Braille Technology: What’s New and Emerging?
The Braille AlphabetTraditionally, braille is embossed on paper of heavier stock than printer paper, and a book or magazine in braille is much larger than its print counterpart. Braille is a representation of the alphabet, numbers, punctuation marks, and symbols made from “cells” of dots. There are 6-8 possible dots in a cell, and one cell makes a single letter, number, or punctuation mark. For example, imagine a domino that has the potential to hold either 6 or 8 dots on it. One dot is painted in the top left corner. This is how the letter “a” is represented in braille (pictured at left). On paper, of course, it is much smaller, and the dots are small bumps made in the paper that can be seen and felt. Braille is not another language. It is simply the existing alphabet, numbers, and symbols represented in a way that can be read by touch. The following chart provides a helpful example of the 6-dot cell design of the braille alphabet.
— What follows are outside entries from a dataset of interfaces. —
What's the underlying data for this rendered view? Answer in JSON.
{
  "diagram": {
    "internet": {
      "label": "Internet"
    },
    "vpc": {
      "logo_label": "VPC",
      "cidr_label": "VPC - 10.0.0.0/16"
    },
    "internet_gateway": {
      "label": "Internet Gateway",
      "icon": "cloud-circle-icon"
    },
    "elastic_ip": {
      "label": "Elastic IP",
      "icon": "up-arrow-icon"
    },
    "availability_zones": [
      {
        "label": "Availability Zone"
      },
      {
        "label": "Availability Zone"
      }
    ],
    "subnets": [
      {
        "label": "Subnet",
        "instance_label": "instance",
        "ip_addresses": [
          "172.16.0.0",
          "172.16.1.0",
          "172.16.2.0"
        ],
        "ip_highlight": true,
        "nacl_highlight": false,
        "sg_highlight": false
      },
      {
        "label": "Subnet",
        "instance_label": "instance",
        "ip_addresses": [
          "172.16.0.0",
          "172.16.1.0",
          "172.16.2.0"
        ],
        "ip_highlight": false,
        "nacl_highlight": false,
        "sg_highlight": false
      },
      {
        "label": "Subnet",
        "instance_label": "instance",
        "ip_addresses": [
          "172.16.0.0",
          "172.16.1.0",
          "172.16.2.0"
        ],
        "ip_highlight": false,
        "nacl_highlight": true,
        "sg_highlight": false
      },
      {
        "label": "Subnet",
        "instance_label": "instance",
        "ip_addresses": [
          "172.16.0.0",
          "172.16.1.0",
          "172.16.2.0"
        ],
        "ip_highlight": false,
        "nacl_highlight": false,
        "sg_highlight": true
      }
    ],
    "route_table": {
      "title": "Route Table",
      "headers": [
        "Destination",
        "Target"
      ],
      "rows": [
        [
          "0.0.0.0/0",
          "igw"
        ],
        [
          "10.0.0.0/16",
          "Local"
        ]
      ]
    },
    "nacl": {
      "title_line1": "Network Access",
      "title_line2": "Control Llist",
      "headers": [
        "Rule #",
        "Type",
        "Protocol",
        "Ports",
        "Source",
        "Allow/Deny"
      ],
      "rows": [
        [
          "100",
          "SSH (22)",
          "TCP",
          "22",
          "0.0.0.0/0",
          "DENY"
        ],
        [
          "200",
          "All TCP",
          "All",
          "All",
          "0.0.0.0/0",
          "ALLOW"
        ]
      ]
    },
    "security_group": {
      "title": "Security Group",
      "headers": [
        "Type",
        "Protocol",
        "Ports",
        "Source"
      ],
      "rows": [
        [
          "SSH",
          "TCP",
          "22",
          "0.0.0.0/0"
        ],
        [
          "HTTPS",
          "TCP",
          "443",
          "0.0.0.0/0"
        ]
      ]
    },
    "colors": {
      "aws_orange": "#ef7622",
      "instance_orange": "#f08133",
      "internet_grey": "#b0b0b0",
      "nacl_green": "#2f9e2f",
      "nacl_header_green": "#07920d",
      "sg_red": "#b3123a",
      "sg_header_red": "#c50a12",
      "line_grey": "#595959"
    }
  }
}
If you’d like a copy of this chart, you can get a free embossed braille card from the National Braille Press website or you can go to the printable braille alphabet card available from the American Printing House for the Blind’s Braille Bug.